### GOAL OF THE EXERCISE
Every line of the data below should be retyped exactly.

Stored entries:
◆ ◆ ◆

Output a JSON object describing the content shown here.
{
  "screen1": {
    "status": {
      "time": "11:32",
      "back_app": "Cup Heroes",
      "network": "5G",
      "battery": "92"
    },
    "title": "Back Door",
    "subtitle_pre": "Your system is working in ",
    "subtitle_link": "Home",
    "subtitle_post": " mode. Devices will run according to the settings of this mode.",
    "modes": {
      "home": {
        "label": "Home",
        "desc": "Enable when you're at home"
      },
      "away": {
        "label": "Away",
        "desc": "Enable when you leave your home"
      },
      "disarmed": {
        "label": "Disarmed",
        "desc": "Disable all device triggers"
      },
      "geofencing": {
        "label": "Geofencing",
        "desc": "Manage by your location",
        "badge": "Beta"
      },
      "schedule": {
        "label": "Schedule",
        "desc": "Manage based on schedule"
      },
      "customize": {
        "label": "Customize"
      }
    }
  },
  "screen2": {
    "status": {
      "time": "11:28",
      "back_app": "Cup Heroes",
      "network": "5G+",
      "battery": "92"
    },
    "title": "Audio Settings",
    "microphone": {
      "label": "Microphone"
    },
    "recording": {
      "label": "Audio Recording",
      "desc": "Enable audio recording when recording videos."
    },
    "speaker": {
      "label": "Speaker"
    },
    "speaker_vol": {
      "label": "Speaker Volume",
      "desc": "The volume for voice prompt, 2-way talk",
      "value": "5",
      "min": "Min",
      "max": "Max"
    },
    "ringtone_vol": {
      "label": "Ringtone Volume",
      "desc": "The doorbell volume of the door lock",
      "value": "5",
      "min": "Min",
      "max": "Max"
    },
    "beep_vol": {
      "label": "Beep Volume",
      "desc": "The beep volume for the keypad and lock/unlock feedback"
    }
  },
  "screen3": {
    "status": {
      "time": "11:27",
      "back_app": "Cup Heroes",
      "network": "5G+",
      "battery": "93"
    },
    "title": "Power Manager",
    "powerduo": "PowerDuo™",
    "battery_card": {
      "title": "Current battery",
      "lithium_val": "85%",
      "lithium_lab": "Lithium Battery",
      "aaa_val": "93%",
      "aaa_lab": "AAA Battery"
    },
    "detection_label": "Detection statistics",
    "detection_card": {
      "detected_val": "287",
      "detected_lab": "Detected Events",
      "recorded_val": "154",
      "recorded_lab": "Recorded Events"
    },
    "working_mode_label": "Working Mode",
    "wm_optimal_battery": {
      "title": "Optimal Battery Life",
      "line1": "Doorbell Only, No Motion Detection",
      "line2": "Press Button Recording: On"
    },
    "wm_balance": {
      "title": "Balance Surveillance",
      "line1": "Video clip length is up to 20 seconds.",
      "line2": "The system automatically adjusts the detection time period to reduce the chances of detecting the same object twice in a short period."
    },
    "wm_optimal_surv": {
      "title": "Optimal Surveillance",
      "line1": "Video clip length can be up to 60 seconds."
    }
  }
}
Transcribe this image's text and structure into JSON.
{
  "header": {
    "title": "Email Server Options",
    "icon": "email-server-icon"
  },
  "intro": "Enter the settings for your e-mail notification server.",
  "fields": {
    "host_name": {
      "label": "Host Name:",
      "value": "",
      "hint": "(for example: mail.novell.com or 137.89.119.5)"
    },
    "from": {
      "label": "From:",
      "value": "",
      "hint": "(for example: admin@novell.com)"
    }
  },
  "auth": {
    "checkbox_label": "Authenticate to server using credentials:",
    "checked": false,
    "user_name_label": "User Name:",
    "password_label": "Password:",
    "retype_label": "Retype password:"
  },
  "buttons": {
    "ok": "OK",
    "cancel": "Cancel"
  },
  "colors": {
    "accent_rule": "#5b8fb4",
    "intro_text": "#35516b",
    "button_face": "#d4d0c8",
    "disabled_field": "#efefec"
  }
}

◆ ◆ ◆

### SOLVED EXERCISE
Output a JSON object describing the content shown here.
{
  "screen1": {
    "status": {
      "time": "11:32",
      "back_app": "Cup Heroes",
      "network": "5G",
      "battery": "92"
    },
    "title": "Back Door",
    "subtitle_pre": "Your system is working in ",
    "subtitle_link": "Home",
    "subtitle_post": " mode. Devices will run according to the settings of this mode.",
    "modes": {
      "home": {
        "label": "Home",
        "desc": "Enable when you're at home"
      },
      "away": {
        "label": "Away",
        "desc": "Enable when you leave your home"
      },
      "disarmed": {
        "label": "Disarmed",
        "desc": "Disable all device triggers"
      },
      "geofencing": {
        "label": "Geofencing",
        "desc": "Manage by your location",
        "badge": "Beta"
      },
      "schedule": {
        "label": "Schedule",
        "desc": "Manage based on schedule"
      },
      "customize": {
        "label": "Customize"
      }
    }
  },
  "screen2": {
    "status": {
      "time": "11:28",
      "back_app": "Cup Heroes",
      "network": "5G+",
      "battery": "92"
    },
    "title": "Audio Settings",
    "microphone": {
      "label": "Microphone"
    },
    "recording": {
      "label": "Audio Recording",
      "desc": "Enable audio recording when recording videos."
    },
    "speaker": {
      "label": "Speaker"
    },
    "speaker_vol": {
      "label": "Speaker Volume",
      "desc": "The volume for voice prompt, 2-way talk",
      "value": "5",
      "min": "Min",
      "max": "Max"
    },
    "ringtone_vol": {
      "label": "Ringtone Volume",
      "desc": "The doorbell volume of the door lock",
      "value": "5",
      "min": "Min",
      "max": "Max"
    },
    "beep_vol": {
      "label": "Beep Volume",
      "desc": "The beep volume for the keypad and lock/unlock feedback"
    }
  },
  "screen3": {
    "status": {
      "time": "11:27",
      "back_app": "Cup Heroes",
      "network": "5G+",
      "battery": "93"
    },
    "title": "Power Manager",
    "powerduo": "PowerDuo™",
    "battery_card": {
      "title": "Current battery",
      "lithium_val": "85%",
      "lithium_lab": "Lithium Battery",
      "aaa_val": "93%",
      "aaa_lab": "AAA Battery"
    },
    "detection_label": "Detection statistics",
    "detection_card": {
      "detected_val": "287",
      "detected_lab": "Detected Events",
      "recorded_val": "154",
      "recorded_lab": "Recorded Events"
    },
    "working_mode_label": "Working Mode",
    "wm_optimal_battery": {
      "title": "Optimal Battery Life",
      "line1": "Doorbell Only, No Motion Detection",
      "line2": "Press Button Recording: On"
    },
    "wm_balance": {
      "title": "Balance Surveillance",
      "line1": "Video clip length is up to 20 seconds.",
      "line2": "The system automatically adjusts the detection time period to reduce the chances of detecting the same object twice in a short period."
    },
    "wm_optimal_surv": {
      "title": "Optimal Surveillance",
      "line1": "Video clip length can be up to 60 seconds."
    }
  }
}
Transcribe this image's text and structure into JSON.
{
  "header": {
    "title": "Email Server Options",
    "icon": "email-server-icon"
  },
  "intro": "Enter the settings for your e-mail notification server.",
  "fields": {
    "host_name": {
      "label": "Host Name:",
      "value": "",
      "hint": "(for example: mail.novell.com or 137.89.119.5)"
    },
    "from": {
      "label": "From:",
      "value": "",
      "hint": "(for example: admin@novell.com)"
    }
  },
  "auth": {
    "checkbox_label": "Authenticate to server using credentials:",
    "checked": false,
    "user_name_label": "User Name:",
    "password_label": "Password:",
    "retype_label": "Retype password:"
  },
  "buttons": {
    "ok": "OK",
    "cancel": "Cancel"
  },
  "colors": {
    "accent_rule": "#5b8fb4",
    "intro_text": "#35516b",
    "button_face": "#d4d0c8",
    "disabled_field": "#efefec"
  }
}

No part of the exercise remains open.